mussels, lovage, chili, wine, tomatoes, shallot; seedy bread


Even if for some reason the mussels themselves were claimed by another, the diner who got the the soup would be the winner. There’s nothing like mussel broth. Nothing.

Before the dinner itself we enjoyed a refreshing, fascinating natural wine with some breadsticks from Buon Italia.

The main, and only, course consisted of local mussels and the things that were enjoyed with them. The image below is of the inside of the pot before the bivalves were added, and just before the butter had completely melted.

In a dish like this the vegetables are clearly as important as the mussels, and here all were excellent, and from local farms.
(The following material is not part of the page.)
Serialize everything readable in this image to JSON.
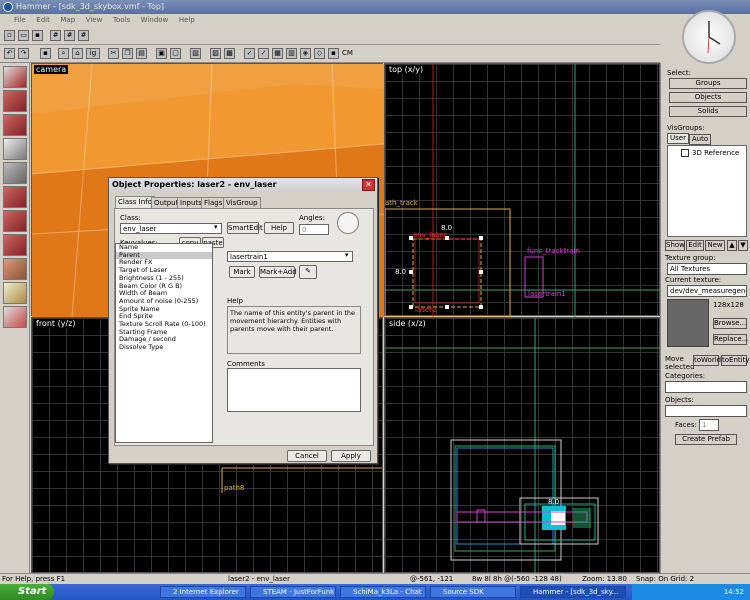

  • a little more than two and a half pounds of mussels, purchased from Pura Vida Seafood in the Union Square Greenmarket early that afternoon, scrubbed, and de-bearded where necessary, combined in a large heavy enameled pot (a ‘dutch oven’ in fact) with over two cups of halved cherry tomatoes from Stokes Farm that are appropriately named, ‘The Best Cherry Tomatoes’, a little more than half a cup of a good white wine, a Rhône/Costières de Nîmes) white, Château Saint-Cyrgues Costieres de Nîmes Blanc 2017, a few tablespoons of chopped ‘camelot’ Dutch red shallot from Quarton Farm, 4 tablespoons of Organic Valley ‘Cultured Pasture Butter’, about a quarter of a teaspoon of crushed Calabresi peperoncino secchia from Buon Italia in the Chelsea Market, a generous amount of freshly-ground black pepper, and a few tablespoons of some coarsely-chopped lovage from from Keith’s Farm, the pot then covered and its contents simply steamed over high heat for a few minutes, arranged in shallow bowls, along with the wonderful pot liquor, and sprinkled with a little more lovage
  • the wine was a French (Rhône/Costières de Nîmes) white, Château Saint-Cyrgues Costieres de Nîmes Blanc 2017, from Copake Wine Works